He was “involved in forensics, student council, was also a Blackhawk Leader, and mentor to many students. The Solomon family has many close friends and relatives in the River Valley community and throughout southwestern Wisconsin. Our focus will be on supporting the Solomon family during this very difficult time,” the statement says.
Meanwhile, University of Wisconsin Chancellor Rebecca Blank described Solomon as “a bright and caring young man who lived the Wisconsin Idea through his work at Badger Boys State and his desire to travel and experience other cultures. Our hearts go out to Beau’s family and friends at this difficult time.”
10-Year Battle with Cancer
According to police, Solomon’s credit cards had been used in Milan soon after he vanished, with more than $1,500 in new charges.
He had just completed his first year of study at the University of Wisconsin’s Madison campus, where he was a personal finance major in the School of Human Ecology.
One of Solomon’s high school friends, who spoke on condition of anonymity, tells PEOPLE she was stunned to learn of his death.
“It’s crazy to see something like this happen to someone you know,” the friend explains. “Beau would always put a smile on your face, and he was always willing to help others.
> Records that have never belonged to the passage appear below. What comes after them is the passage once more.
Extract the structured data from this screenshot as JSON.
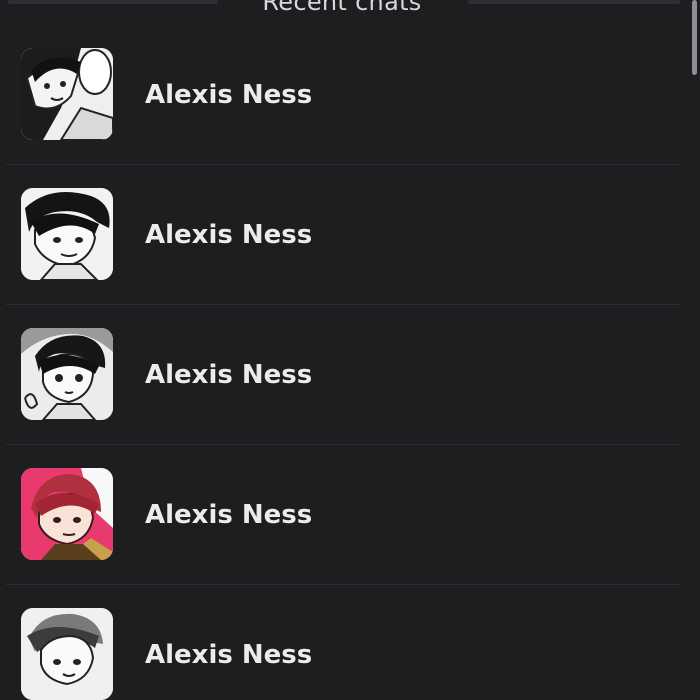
{
  "header": {
    "title": "Recent chats"
  },
  "chats": [
    {
      "name": "Alexis Ness",
      "avatar_icon": "manga-portrait-avatar"
    },
    {
      "name": "Alexis Ness",
      "avatar_icon": "manga-portrait-avatar"
    },
    {
      "name": "Alexis Ness",
      "avatar_icon": "manga-portrait-avatar"
    },
    {
      "name": "Alexis Ness",
      "avatar_icon": "manga-portrait-avatar-color"
    },
    {
      "name": "Alexis Ness",
      "avatar_icon": "manga-portrait-avatar"
    }
  ],
  "colors": {
    "background": "#1e1e20",
    "divider": "#2d2e31",
    "text": "#ececef",
    "scrollbar": "#8e8e93",
    "avatar_accent": "#e83a6e"
  }
}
He was a kindhearted, genuine person who would lift you up whenever he saw you were down. He was as joyful as could be and just a truly amazing person. I just can’t come to terms with this.”
The friend says when Solomon was young, he inspired all of his classmates through his brave bout with a rare form of cancer. He fought the deadly disease for 10 years until the age of 12, when he went into remission.
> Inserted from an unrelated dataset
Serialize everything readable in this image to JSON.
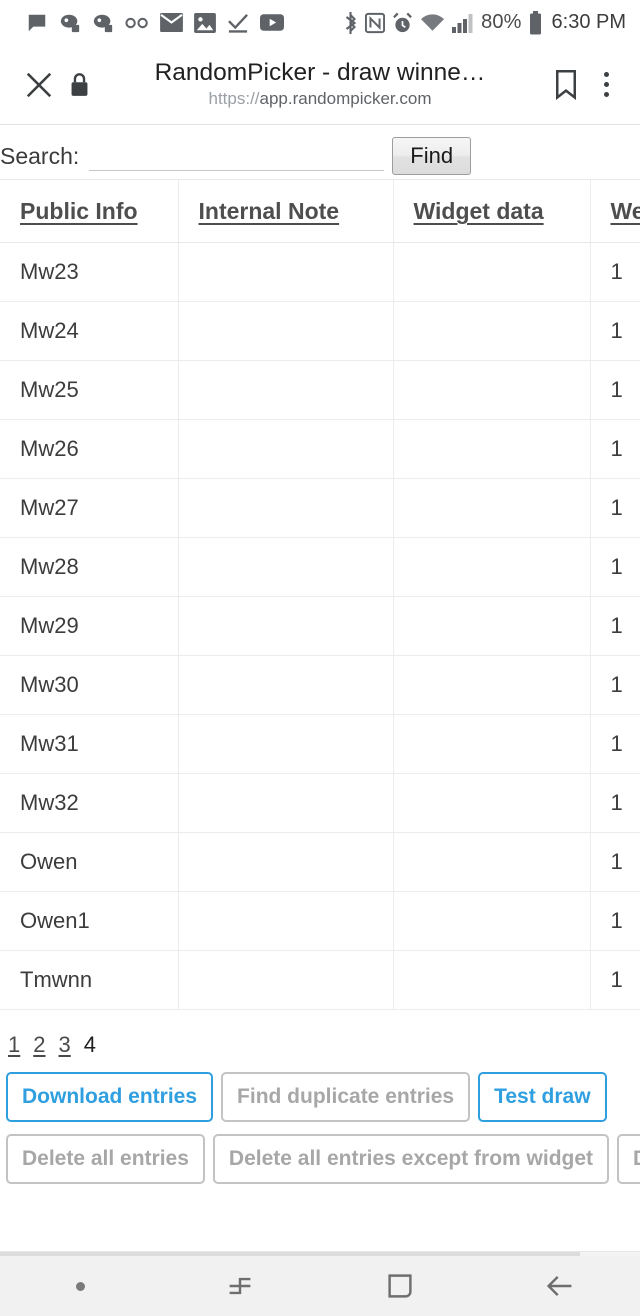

In 2005, Solomon – who would later go on to play quarterback for his high school’s football team – was given the chance to meet his favorite NFL team, the Green Bay Packers.
According to Packers.com, Beau was approached by the Make-A-Wish Foundation, who arranged for him to meet the team in their own locker room.
He also received game tickets, a tour of Lambeau Field and also joined former head coach Mike Sherman in rallying the post-practice huddle.
“Meeting all the players was thrilling, fun, exciting and all of the good things you can think of,” Solomon is quoted in the article as saying. “It was fun meeting Brett Favre and seeing that he’s just a regular guy like anybody else. My favorite part was when he was making faces at my baby brother, Max, to make him laugh while we were taking pictures.”